##### Data section

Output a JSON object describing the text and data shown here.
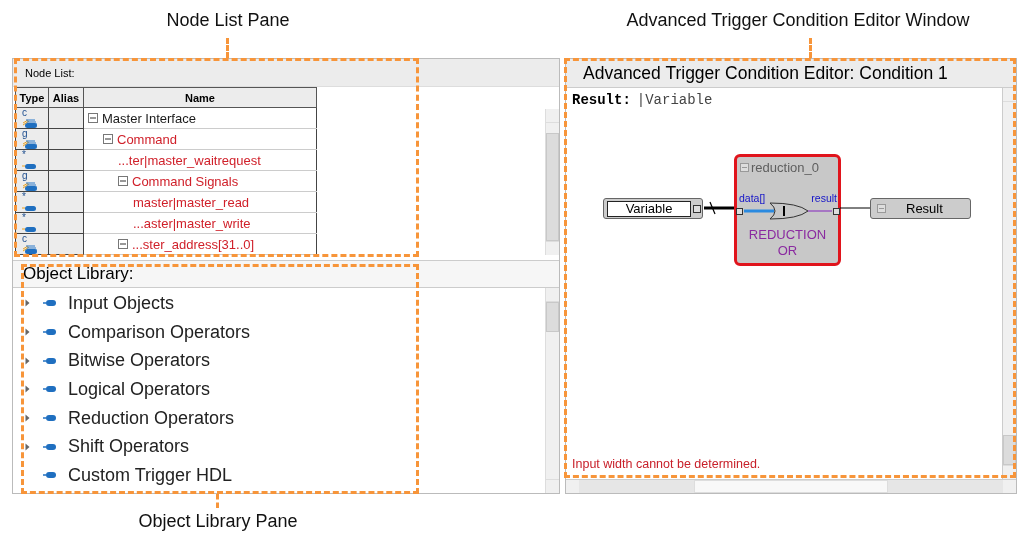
{
  "callouts": [
    {
      "label": "Node List Pane"
    },
    {
      "label": "Advanced Trigger Condition Editor Window"
    },
    {
      "label": "Object Library Pane"
    }
  ],
  "node_list": {
    "title": "Node List:",
    "columns": [
      "Type",
      "Alias",
      "Name"
    ],
    "rows": [
      {
        "type": "c",
        "kind": "bus",
        "name": "Master Interface",
        "color": "#1a1a1a",
        "expanded": true,
        "children": [
          {
            "type": "g",
            "kind": "bus",
            "name": "Command",
            "color": "#d0202a",
            "expanded": true,
            "children": [
              {
                "type": "*",
                "kind": "signal",
                "name": "...ter|master_waitrequest",
                "color": "#d0202a"
              },
              {
                "type": "g",
                "kind": "bus",
                "name": "Command Signals",
                "color": "#d0202a",
                "expanded": true,
                "children": [
                  {
                    "type": "*",
                    "kind": "signal",
                    "name": "master|master_read",
                    "color": "#d0202a"
                  },
                  {
                    "type": "*",
                    "kind": "signal",
                    "name": "...aster|master_write",
                    "color": "#d0202a"
                  }
                ]
              },
              {
                "type": "c",
                "kind": "bus",
                "name": "...ster_address[31..0]",
                "color": "#d0202a",
                "expanded": true
              }
            ]
          }
        ]
      }
    ]
  },
  "object_library": {
    "title": "Object Library:",
    "items": [
      {
        "label": "Input Objects",
        "kind": "group"
      },
      {
        "label": "Comparison Operators",
        "kind": "group"
      },
      {
        "label": "Bitwise Operators",
        "kind": "group"
      },
      {
        "label": "Logical Operators",
        "kind": "group"
      },
      {
        "label": "Reduction Operators",
        "kind": "group"
      },
      {
        "label": "Shift Operators",
        "kind": "group"
      },
      {
        "label": "Custom Trigger HDL",
        "kind": "item"
      }
    ]
  },
  "editor": {
    "title": "Advanced Trigger Condition Editor: Condition 1",
    "result_label": "Result:",
    "result_value": "|Variable",
    "diagram": {
      "input": "Variable",
      "block": {
        "name": "reduction_0",
        "input_port": "data[]",
        "output_port": "result",
        "label": "REDUCTION OR"
      },
      "output": "Result"
    },
    "message": "Input width cannot be determined."
  }
}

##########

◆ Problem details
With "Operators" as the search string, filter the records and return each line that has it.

◆ Task output
        "label": "Comparison Operators",
        "label": "Bitwise Operators",
        "label": "Logical Operators",
        "label": "Reduction Operators",
        "label": "Shift Operators",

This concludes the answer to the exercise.